[EXTRACTED DATA Boundary: Start]

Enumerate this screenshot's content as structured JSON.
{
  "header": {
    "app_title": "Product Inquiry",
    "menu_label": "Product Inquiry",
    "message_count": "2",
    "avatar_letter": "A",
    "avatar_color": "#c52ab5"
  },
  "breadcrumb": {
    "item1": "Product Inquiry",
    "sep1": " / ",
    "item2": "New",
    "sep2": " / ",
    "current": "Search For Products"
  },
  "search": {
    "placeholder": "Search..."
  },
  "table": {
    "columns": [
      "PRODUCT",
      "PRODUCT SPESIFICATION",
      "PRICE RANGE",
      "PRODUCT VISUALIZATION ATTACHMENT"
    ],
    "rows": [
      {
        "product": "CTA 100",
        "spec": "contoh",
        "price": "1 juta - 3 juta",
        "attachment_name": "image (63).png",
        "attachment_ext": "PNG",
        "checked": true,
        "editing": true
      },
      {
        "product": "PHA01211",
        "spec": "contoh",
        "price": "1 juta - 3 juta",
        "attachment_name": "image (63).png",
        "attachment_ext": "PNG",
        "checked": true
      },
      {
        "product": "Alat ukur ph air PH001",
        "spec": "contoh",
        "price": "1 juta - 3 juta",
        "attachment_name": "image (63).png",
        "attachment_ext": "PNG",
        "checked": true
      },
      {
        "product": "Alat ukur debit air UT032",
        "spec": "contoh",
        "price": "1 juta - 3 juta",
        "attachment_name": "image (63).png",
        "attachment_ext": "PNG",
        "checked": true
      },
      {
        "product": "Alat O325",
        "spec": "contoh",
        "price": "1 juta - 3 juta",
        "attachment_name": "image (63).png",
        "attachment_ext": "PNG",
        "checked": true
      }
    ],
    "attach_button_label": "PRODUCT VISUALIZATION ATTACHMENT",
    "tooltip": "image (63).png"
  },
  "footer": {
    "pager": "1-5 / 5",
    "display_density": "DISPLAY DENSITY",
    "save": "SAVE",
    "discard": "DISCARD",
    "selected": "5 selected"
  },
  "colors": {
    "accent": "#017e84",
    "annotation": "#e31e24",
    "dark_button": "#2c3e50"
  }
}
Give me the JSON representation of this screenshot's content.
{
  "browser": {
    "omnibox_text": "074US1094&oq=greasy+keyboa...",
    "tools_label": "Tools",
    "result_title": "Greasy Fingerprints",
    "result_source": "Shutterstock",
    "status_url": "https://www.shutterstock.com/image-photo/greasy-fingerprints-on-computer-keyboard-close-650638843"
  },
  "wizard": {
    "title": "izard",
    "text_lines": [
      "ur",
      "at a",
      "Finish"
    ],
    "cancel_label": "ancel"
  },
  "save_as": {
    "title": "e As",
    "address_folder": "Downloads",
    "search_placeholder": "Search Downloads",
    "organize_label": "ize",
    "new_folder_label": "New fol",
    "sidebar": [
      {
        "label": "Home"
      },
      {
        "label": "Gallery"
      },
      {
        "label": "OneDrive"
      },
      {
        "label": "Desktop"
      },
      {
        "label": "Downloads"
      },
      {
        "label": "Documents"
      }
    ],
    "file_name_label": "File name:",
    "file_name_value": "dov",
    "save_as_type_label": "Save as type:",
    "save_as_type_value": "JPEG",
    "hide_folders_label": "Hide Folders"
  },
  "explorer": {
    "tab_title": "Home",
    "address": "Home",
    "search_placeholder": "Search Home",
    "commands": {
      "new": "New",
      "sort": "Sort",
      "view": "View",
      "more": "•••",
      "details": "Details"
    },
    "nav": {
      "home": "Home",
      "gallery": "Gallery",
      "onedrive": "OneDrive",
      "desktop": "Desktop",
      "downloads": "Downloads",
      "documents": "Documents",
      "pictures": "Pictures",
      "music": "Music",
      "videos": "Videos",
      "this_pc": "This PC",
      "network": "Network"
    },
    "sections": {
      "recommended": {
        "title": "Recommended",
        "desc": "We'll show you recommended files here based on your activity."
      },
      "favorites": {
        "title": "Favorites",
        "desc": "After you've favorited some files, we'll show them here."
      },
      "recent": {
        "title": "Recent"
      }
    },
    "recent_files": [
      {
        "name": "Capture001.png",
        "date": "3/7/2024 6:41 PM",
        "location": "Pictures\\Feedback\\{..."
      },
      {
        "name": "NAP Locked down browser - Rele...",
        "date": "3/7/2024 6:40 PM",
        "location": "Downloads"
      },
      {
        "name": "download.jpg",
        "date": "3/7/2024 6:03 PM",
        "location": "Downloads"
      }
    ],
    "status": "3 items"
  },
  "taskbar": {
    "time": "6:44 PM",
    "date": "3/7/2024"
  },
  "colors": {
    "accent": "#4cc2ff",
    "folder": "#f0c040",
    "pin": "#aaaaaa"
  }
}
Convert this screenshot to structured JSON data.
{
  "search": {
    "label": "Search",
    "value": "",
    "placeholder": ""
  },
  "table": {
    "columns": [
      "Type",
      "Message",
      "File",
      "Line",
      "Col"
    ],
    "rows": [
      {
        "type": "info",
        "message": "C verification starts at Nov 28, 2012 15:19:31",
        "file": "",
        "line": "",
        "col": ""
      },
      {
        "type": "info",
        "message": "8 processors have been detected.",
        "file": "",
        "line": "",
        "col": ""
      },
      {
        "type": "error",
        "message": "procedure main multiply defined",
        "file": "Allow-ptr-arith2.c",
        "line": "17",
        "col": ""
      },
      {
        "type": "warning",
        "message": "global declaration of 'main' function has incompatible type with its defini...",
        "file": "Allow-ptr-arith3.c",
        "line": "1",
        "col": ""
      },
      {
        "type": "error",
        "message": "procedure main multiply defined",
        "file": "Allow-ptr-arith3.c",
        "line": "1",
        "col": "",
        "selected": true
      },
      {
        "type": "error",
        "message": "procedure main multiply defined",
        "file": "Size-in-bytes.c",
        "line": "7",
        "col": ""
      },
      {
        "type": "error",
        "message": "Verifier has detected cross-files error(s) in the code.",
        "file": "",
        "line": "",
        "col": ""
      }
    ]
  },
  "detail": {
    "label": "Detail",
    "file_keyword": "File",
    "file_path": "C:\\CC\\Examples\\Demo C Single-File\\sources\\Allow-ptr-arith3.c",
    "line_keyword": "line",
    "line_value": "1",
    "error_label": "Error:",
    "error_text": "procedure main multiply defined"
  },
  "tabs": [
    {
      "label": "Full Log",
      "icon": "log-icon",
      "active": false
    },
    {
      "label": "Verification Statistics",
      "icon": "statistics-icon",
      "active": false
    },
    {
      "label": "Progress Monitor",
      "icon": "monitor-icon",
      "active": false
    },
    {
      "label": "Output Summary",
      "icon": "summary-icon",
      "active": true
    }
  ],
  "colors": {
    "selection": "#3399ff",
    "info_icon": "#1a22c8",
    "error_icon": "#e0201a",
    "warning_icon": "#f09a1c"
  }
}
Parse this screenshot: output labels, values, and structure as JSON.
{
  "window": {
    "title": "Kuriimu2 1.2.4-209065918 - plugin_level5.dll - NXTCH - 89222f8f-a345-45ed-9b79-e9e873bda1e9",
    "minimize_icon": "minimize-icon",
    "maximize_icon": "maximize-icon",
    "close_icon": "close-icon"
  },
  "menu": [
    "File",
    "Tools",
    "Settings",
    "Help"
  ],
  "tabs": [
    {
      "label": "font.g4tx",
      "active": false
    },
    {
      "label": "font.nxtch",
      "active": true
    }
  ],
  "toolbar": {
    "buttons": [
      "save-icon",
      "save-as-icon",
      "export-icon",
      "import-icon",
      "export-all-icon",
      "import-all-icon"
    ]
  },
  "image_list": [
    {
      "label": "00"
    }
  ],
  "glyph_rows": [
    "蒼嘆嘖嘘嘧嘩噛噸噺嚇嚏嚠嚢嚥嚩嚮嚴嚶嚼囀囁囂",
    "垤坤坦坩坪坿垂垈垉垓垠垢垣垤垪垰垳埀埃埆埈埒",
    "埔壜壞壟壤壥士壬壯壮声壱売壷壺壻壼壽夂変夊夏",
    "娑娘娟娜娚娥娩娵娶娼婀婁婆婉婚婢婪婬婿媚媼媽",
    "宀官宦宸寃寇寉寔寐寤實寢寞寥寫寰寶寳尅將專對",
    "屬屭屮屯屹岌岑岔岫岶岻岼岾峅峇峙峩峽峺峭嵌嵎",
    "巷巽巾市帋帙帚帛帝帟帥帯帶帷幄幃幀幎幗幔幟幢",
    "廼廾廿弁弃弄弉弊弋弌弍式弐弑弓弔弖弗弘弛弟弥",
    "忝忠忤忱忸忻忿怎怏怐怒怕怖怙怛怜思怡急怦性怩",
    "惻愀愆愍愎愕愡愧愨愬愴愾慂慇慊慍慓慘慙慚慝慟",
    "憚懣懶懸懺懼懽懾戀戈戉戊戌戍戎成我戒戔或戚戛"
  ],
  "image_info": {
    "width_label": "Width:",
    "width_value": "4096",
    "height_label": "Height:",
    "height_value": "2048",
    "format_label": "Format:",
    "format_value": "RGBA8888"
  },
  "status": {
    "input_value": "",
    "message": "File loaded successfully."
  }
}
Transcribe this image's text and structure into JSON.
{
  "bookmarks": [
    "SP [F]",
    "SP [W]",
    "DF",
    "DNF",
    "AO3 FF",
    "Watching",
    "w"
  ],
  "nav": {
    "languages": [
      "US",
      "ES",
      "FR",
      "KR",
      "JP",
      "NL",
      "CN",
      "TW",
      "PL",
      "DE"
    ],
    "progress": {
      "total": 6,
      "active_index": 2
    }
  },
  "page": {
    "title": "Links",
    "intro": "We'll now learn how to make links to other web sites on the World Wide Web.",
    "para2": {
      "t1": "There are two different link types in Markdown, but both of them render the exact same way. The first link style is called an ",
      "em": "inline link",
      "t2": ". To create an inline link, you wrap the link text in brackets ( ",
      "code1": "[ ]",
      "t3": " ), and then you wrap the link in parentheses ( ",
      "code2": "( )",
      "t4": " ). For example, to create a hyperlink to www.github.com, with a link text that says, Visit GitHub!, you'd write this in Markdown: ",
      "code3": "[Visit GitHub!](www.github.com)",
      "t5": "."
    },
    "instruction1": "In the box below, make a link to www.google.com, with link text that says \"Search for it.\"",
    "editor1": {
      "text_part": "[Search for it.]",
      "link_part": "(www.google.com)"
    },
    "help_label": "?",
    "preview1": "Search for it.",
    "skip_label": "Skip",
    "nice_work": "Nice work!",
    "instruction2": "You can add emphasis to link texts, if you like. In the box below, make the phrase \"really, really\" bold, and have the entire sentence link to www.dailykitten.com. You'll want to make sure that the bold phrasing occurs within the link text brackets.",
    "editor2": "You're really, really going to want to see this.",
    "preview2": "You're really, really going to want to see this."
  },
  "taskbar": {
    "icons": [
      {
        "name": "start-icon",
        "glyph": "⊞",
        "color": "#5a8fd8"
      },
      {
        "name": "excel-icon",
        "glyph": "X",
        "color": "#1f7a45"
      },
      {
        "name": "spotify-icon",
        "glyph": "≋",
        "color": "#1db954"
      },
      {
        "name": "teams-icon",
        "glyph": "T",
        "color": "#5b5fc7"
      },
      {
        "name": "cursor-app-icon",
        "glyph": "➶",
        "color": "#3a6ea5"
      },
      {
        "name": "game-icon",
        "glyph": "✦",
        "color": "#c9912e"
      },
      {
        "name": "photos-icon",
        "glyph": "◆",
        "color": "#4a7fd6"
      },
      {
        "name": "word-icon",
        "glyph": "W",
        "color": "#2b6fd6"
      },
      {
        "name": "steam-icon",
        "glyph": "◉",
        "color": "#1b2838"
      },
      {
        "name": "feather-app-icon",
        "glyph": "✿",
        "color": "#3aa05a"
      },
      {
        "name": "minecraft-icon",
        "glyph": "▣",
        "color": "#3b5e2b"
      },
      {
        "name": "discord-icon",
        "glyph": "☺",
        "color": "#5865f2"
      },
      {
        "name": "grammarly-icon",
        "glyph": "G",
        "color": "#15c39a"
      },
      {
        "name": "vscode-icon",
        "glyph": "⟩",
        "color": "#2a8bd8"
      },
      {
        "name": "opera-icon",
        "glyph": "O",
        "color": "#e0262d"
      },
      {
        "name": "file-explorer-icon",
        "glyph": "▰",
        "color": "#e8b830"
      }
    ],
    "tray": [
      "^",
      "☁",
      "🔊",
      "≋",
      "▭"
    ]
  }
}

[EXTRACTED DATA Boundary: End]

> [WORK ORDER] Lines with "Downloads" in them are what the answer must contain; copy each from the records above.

> [EXERCISE OUTPUT]
    "address_folder": "Downloads",
    "search_placeholder": "Search Downloads",
        "label": "Downloads"
      "downloads": "Downloads",
        "location": "Downloads"
        "location": "Downloads"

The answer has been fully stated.